A common concern from residents and community groups in the neighborhoods I represent is the need to maintain or increase the police presence on our streets. With spending and hiring by the City of Pittsburgh tightly controlled by Act 47, I have introduced legislation that may allow municipalities facing budget constraints to provide more officers.

The Return to Service Act (House Bill 18), would allow retired police officers to return to part-time duty without losing their pension benefits. This bill would allow experienced officers to perform important police functions at greatly reduced cost, while freeing up active officers to keep our streets safe.

Current law prohibits retired officers from returning to police work while still collecting pension benefits. Under my bill, retired officers would be permitted to work up to 800 hours per year without losing benefits.

The rigors of full-time police work are taxing physically and mentally. But officers who retire in their 50s can still make great contributions with their knowledge and abilities. Returning officers could perform traffic control, community relations and confidential clerical work that cannot be done by civilians, among many other potential duties.

Similar programs in cities around the country have resulted in the return of hundreds of officers. I offer my thanks to Pittsburgh Police Commander Catherine McNeilly, who suggested this legislation.
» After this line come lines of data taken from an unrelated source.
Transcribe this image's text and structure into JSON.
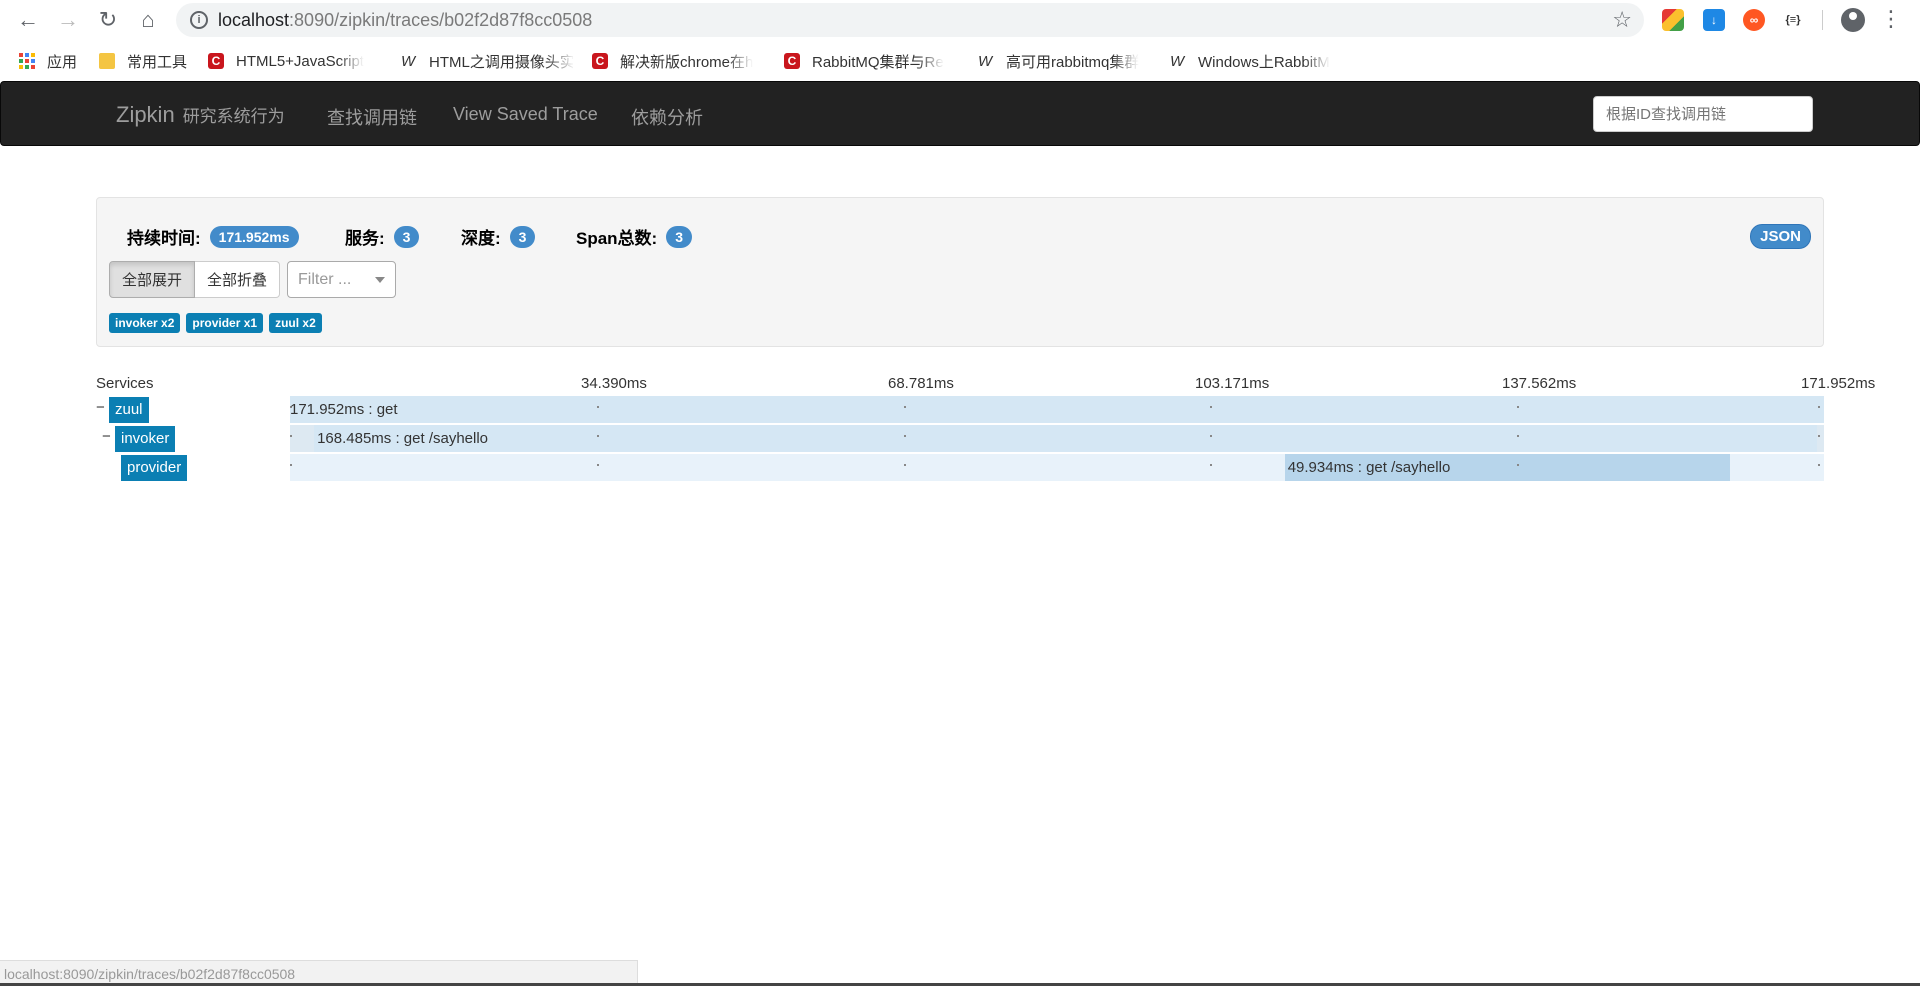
{
  "browser": {
    "url_host": "localhost",
    "url_rest": ":8090/zipkin/traces/b02f2d87f8cc0508",
    "info_glyph": "i",
    "status_url": "localhost:8090/zipkin/traces/b02f2d87f8cc0508",
    "extension_json_glyph": "{≡}"
  },
  "bookmarks": [
    {
      "label": "应用",
      "icon": "apps-icon"
    },
    {
      "label": "常用工具",
      "icon": "folder-icon"
    },
    {
      "label": "HTML5+JavaScript",
      "icon": "csdn-icon"
    },
    {
      "label": "HTML之调用摄像头实",
      "icon": "wiki-icon"
    },
    {
      "label": "解决新版chrome在h",
      "icon": "csdn-icon"
    },
    {
      "label": "RabbitMQ集群与Re",
      "icon": "csdn-icon"
    },
    {
      "label": "高可用rabbitmq集群",
      "icon": "wiki-icon"
    },
    {
      "label": "Windows上RabbitM",
      "icon": "wiki-icon"
    }
  ],
  "navbar": {
    "brand": "Zipkin",
    "brand_sub": "研究系统行为",
    "links": [
      "查找调用链",
      "View Saved Trace",
      "依赖分析"
    ],
    "search_placeholder": "根据ID查找调用链"
  },
  "summary": {
    "duration_label": "持续时间:",
    "duration_value": "171.952ms",
    "services_label": "服务:",
    "services_value": "3",
    "depth_label": "深度:",
    "depth_value": "3",
    "spans_label": "Span总数:",
    "spans_value": "3",
    "json_label": "JSON",
    "expand_all": "全部展开",
    "collapse_all": "全部折叠",
    "filter_placeholder": "Filter ...",
    "service_tags": [
      "invoker x2",
      "provider x1",
      "zuul x2"
    ]
  },
  "timeline": {
    "services_header": "Services",
    "ticks": [
      "34.390ms",
      "68.781ms",
      "103.171ms",
      "137.562ms",
      "171.952ms"
    ],
    "total_ms": 171.952,
    "rows": [
      {
        "service": "zuul",
        "expander": "−",
        "label": "171.952ms : get",
        "start_ms": 0,
        "duration_ms": 171.952
      },
      {
        "service": "invoker",
        "expander": "−",
        "label": "168.485ms : get /sayhello",
        "start_ms": 2.7,
        "duration_ms": 168.485
      },
      {
        "service": "provider",
        "expander": "",
        "label": "49.934ms : get /sayhello",
        "start_ms": 111.5,
        "duration_ms": 49.934
      }
    ]
  },
  "colors": {
    "accent": "#428bca",
    "service_tag": "#0b7fb3",
    "navbar_bg": "#222222"
  }
}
Spending limits and budgetary challenges don’t change the need for greater police protection in our neighborhoods, and I believe that this legislation can be a major solution to the problem.